_Task statement_
Count the lines in the records that hold the string "this". Only the number should be given.

_Dataset excerpts_
◇ ◇ ◇
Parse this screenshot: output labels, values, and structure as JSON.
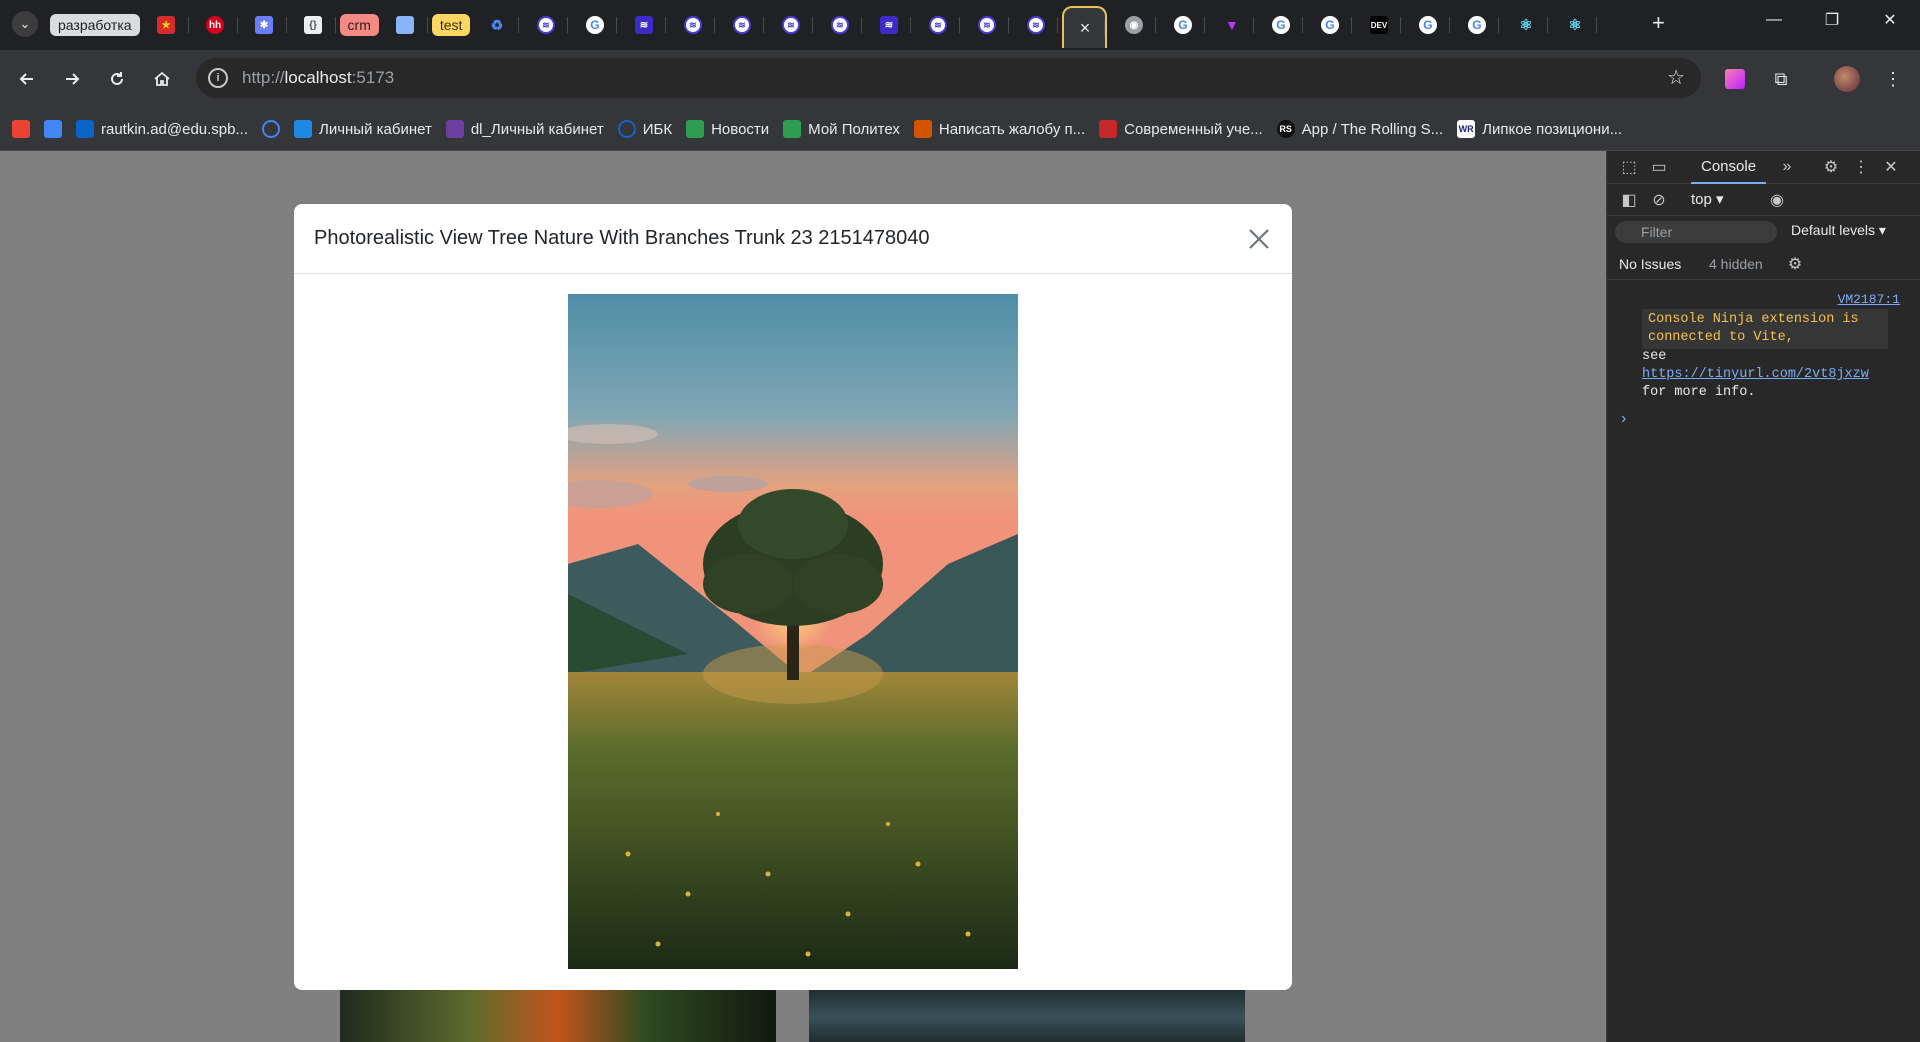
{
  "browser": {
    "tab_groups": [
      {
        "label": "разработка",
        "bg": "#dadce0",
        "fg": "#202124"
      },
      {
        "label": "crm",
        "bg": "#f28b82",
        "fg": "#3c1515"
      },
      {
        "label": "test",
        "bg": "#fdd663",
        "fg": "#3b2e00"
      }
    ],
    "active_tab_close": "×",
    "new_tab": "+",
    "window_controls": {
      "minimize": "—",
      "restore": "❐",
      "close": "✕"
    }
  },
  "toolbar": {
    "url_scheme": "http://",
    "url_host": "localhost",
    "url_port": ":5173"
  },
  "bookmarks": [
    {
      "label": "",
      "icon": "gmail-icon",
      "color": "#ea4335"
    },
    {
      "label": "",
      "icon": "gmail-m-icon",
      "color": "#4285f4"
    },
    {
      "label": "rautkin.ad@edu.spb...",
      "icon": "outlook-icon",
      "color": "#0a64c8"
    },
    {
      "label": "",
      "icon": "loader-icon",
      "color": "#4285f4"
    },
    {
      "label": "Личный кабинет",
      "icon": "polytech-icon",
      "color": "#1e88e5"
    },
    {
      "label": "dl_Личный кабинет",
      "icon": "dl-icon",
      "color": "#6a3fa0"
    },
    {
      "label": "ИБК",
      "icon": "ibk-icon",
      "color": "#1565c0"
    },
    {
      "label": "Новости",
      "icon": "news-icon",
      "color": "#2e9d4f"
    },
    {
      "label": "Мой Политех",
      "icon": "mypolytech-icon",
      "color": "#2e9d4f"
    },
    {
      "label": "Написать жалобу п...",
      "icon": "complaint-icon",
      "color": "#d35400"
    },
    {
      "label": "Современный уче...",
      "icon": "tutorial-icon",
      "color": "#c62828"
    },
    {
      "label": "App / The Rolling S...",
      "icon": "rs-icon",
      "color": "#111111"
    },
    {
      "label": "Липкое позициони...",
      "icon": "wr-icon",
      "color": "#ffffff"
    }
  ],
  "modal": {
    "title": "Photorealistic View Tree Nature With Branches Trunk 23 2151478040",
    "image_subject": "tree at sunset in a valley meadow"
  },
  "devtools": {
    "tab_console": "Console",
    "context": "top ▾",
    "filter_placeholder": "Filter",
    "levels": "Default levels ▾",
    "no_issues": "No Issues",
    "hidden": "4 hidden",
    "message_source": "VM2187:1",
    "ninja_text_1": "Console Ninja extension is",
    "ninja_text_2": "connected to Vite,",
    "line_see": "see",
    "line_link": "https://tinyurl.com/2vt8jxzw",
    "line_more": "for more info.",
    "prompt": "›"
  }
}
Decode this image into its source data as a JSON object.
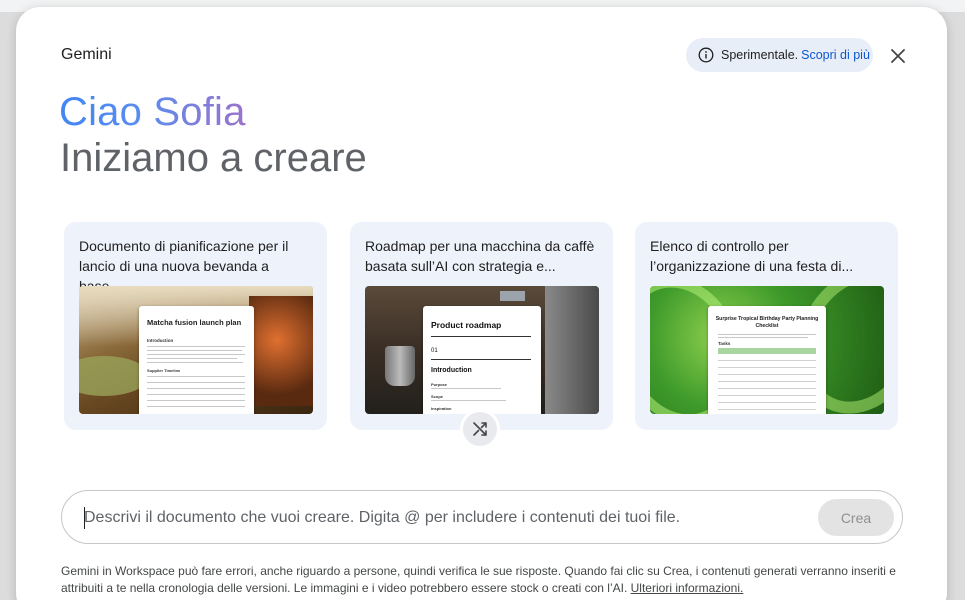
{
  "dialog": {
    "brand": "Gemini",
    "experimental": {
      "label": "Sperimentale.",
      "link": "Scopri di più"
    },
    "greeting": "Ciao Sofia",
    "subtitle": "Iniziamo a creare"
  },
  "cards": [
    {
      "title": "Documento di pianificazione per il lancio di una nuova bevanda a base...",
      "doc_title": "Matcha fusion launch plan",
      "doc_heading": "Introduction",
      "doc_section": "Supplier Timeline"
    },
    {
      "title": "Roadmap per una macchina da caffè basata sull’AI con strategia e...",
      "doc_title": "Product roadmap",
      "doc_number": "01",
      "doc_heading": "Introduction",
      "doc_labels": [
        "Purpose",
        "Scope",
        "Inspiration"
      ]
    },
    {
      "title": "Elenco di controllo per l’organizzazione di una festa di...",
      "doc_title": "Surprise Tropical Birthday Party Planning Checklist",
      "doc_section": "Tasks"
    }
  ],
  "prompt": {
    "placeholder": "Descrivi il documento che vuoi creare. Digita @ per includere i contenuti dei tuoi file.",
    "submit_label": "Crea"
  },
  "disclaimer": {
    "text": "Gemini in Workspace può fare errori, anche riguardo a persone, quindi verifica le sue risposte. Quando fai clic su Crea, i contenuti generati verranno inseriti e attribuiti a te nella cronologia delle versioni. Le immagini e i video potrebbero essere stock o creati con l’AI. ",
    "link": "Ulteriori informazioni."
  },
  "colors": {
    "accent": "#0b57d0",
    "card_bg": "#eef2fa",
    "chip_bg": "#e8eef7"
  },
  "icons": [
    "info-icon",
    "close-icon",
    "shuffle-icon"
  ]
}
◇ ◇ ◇
_Answer below_
2